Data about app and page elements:
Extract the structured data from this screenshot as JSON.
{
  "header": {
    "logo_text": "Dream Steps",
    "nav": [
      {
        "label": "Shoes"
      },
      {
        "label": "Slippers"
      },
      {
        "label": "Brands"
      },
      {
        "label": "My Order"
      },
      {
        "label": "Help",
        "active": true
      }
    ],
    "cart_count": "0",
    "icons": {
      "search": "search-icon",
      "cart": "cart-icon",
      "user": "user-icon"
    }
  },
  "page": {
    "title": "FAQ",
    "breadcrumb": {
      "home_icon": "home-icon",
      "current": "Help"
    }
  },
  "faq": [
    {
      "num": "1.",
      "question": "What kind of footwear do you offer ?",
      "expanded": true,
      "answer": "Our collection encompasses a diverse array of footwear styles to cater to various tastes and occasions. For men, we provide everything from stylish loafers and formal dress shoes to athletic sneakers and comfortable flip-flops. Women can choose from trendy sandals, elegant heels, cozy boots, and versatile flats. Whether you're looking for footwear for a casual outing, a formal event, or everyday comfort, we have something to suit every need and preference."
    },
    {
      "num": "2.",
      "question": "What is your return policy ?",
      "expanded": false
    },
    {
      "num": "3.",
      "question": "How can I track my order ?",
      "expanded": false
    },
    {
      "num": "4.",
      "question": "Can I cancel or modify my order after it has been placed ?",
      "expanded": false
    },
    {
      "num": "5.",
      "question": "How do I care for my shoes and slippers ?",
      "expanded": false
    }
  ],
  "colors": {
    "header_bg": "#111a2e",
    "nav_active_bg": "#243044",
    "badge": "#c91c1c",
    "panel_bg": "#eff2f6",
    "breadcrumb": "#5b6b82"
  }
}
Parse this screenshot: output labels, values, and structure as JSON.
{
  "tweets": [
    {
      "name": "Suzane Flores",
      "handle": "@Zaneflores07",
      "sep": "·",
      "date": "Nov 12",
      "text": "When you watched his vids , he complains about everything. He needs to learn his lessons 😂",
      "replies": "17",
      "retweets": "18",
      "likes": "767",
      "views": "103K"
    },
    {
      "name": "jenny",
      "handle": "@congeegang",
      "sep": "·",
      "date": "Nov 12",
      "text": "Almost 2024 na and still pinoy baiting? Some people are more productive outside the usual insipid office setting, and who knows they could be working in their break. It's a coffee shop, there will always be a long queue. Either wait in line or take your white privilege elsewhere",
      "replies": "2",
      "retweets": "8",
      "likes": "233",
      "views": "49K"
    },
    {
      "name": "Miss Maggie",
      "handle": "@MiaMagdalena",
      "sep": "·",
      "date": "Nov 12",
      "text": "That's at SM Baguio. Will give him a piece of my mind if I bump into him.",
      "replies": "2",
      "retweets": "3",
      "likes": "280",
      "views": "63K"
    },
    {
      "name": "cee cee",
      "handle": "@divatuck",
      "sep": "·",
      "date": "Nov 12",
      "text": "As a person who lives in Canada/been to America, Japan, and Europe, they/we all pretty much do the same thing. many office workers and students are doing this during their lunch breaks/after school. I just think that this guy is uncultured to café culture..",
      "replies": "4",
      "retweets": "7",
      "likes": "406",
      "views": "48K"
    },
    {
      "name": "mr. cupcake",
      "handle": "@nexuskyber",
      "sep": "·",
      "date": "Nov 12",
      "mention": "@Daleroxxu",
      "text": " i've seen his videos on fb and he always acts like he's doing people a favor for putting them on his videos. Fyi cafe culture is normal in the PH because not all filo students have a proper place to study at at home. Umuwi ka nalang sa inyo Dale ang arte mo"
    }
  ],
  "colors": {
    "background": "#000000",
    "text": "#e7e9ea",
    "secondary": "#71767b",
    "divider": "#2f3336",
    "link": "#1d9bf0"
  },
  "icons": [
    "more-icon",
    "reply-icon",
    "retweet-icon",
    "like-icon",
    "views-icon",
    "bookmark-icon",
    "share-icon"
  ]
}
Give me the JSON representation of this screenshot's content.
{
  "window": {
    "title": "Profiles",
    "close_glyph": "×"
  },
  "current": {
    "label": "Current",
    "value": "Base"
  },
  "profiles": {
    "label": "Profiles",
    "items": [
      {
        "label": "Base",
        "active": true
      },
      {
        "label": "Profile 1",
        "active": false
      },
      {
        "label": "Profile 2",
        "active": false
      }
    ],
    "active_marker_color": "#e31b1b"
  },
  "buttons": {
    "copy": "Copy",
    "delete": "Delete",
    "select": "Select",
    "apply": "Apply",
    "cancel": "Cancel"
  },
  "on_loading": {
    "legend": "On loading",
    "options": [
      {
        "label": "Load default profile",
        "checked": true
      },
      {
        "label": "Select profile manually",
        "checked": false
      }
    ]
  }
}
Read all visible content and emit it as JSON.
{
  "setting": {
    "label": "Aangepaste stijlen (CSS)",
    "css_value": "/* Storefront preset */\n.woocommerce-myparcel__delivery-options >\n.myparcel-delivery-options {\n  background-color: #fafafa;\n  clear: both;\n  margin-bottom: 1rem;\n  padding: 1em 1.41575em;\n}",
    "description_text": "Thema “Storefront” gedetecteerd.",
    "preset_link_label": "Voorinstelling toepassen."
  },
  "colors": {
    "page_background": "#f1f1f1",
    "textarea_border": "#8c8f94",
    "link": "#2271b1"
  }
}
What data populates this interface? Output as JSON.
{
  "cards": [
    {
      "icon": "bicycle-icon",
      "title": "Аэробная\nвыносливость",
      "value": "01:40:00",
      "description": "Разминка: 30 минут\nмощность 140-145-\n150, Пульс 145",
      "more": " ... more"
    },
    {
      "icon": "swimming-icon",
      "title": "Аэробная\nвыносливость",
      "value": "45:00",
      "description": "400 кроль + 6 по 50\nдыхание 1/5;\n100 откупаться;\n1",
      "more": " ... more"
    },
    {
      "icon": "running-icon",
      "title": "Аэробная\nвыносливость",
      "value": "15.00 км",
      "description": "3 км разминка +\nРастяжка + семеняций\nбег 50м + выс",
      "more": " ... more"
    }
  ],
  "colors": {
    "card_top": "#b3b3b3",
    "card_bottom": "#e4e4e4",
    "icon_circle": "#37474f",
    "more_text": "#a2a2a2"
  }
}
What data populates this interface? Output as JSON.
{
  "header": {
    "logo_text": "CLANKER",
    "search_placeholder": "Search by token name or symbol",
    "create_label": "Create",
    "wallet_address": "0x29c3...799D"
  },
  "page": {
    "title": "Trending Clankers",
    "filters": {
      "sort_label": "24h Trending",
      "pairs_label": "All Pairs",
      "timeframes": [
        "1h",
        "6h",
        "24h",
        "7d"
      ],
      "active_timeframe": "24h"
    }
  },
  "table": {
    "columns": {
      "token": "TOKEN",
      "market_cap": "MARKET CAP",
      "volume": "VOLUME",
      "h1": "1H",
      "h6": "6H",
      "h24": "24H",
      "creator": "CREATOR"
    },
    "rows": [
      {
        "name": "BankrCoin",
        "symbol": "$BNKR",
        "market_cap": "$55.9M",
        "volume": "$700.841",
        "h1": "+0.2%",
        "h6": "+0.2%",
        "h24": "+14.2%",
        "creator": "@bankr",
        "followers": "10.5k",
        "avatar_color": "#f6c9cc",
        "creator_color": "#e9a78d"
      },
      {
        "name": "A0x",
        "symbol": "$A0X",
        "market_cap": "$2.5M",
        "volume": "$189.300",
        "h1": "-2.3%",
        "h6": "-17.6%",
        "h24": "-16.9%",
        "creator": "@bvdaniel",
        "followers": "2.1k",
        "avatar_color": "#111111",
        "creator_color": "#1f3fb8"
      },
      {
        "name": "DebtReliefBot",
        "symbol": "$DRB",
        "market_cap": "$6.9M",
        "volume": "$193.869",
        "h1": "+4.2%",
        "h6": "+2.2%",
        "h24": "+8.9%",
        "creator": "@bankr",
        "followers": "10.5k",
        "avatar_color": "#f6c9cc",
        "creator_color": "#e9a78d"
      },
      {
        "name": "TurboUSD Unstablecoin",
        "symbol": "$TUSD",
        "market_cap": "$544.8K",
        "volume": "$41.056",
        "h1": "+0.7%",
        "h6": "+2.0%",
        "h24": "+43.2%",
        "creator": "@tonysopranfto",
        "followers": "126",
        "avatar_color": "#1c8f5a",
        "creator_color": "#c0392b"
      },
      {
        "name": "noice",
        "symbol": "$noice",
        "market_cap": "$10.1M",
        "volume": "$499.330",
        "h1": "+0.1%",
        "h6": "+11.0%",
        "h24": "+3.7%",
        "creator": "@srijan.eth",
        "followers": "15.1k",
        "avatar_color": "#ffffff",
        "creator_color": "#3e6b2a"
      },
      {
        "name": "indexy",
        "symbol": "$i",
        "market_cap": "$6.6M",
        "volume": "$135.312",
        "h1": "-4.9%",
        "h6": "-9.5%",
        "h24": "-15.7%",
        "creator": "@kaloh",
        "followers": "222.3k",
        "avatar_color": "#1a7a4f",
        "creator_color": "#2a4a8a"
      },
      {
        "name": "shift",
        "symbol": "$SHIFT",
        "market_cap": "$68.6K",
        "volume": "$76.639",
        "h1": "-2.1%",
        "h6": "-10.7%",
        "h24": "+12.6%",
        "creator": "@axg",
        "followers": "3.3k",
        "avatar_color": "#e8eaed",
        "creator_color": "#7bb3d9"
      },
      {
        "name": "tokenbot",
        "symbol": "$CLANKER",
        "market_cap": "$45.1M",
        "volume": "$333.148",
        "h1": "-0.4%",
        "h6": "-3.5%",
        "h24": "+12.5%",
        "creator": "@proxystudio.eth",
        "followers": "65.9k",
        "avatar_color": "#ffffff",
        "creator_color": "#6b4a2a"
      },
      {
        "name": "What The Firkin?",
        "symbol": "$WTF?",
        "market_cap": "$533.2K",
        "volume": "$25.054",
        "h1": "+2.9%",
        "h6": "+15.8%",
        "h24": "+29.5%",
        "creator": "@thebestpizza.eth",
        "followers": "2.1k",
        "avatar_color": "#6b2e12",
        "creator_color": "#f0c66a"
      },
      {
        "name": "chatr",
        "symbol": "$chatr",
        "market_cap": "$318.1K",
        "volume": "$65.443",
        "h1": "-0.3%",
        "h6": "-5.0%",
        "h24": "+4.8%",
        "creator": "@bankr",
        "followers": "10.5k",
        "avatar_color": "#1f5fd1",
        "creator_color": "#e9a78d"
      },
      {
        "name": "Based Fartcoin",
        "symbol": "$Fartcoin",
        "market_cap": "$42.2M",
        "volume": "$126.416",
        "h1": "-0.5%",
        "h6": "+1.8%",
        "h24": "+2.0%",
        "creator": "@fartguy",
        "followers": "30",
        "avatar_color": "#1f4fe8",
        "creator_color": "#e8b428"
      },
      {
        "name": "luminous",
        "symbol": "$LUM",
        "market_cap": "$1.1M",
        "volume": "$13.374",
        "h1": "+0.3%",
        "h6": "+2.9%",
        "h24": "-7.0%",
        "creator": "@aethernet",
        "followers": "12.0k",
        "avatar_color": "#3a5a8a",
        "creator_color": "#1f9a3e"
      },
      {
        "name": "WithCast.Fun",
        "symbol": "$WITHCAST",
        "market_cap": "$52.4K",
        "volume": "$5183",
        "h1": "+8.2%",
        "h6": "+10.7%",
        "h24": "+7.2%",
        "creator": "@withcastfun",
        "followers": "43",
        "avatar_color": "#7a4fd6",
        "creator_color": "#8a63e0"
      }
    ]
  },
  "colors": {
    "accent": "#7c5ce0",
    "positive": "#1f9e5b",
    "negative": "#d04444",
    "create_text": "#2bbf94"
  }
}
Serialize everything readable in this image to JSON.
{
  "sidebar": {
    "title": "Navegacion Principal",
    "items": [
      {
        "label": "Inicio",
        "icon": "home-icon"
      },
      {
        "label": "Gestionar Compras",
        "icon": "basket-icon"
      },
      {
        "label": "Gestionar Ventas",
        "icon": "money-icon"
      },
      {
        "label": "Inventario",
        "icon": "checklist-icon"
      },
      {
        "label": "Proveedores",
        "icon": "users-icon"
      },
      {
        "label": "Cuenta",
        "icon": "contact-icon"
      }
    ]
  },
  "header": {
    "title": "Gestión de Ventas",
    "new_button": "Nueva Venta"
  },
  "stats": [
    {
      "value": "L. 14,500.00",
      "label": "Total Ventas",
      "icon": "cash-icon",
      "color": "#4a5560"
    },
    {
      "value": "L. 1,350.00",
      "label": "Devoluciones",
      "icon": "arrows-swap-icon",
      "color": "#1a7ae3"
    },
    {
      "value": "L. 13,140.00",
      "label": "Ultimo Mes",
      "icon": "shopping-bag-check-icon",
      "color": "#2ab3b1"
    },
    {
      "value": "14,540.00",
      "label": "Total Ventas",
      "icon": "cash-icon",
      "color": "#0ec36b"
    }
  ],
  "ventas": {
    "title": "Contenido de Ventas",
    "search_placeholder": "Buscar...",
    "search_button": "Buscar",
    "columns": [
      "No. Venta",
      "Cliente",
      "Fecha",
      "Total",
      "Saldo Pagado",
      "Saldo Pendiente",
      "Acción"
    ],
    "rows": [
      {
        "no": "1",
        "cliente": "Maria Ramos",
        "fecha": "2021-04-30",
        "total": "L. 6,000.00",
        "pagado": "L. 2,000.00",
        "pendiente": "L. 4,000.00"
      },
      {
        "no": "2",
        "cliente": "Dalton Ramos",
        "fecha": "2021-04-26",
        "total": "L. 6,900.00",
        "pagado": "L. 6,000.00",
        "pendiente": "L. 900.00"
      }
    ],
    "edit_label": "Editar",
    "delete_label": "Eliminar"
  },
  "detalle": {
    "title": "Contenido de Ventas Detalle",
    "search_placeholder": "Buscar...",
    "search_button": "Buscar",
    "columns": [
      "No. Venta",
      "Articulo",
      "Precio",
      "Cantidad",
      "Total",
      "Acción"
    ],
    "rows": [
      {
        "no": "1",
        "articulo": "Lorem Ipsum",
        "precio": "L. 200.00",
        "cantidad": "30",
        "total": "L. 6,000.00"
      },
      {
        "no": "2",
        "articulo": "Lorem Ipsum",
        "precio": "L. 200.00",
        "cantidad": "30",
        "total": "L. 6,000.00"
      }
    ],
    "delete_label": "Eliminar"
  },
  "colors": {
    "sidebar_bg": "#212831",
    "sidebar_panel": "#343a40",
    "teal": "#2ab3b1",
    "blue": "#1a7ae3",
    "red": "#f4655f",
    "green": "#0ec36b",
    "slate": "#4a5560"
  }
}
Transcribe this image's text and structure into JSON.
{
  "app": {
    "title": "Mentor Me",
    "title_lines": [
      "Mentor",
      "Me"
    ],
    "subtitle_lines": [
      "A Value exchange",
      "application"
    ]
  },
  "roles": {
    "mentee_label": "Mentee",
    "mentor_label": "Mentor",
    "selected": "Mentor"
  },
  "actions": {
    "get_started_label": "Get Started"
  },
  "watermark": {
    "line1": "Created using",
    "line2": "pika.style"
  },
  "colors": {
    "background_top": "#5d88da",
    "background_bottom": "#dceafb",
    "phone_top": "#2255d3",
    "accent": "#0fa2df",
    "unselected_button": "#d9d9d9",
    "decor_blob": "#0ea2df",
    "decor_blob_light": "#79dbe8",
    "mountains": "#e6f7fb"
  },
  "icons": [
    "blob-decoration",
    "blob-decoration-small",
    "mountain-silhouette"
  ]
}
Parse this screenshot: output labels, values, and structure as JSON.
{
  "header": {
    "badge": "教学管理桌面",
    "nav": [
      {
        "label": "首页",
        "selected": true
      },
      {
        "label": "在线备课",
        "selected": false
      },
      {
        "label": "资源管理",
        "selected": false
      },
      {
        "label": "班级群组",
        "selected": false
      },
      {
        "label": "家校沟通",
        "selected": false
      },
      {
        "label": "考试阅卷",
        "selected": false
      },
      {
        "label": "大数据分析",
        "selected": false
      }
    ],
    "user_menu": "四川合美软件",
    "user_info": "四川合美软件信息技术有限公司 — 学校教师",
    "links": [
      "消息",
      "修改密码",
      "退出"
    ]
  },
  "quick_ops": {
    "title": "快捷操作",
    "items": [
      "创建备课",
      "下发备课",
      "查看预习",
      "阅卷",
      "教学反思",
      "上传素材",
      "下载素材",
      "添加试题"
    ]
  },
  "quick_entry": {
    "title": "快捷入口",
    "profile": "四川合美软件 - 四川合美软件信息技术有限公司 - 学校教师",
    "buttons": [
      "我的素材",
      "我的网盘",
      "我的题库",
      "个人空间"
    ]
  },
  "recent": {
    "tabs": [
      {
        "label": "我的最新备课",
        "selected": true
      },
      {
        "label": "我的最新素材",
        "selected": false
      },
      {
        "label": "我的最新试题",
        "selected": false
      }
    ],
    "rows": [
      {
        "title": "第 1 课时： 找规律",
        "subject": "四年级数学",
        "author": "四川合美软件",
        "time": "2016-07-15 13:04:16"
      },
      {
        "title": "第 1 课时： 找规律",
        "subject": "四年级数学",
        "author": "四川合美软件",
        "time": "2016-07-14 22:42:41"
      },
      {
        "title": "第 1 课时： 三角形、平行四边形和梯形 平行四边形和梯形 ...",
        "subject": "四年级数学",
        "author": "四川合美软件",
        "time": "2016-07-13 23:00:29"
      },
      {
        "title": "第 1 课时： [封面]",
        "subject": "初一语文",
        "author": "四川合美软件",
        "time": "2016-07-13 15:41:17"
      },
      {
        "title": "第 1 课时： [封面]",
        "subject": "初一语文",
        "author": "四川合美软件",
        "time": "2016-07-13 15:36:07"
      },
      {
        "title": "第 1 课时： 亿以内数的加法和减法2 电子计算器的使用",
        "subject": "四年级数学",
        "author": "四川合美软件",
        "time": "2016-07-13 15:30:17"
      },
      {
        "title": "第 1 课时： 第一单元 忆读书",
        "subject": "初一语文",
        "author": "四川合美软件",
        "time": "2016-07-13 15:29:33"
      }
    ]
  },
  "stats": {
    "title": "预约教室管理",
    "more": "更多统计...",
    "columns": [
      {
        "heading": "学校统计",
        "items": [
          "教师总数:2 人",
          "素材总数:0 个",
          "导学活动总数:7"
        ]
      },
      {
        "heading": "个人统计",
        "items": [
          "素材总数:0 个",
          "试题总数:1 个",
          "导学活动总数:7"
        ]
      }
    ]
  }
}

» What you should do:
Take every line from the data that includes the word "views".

» Task solution:
      "views": "103K"
      "views": "49K"
      "views": "63K"
      "views": "48K"
    "views-icon",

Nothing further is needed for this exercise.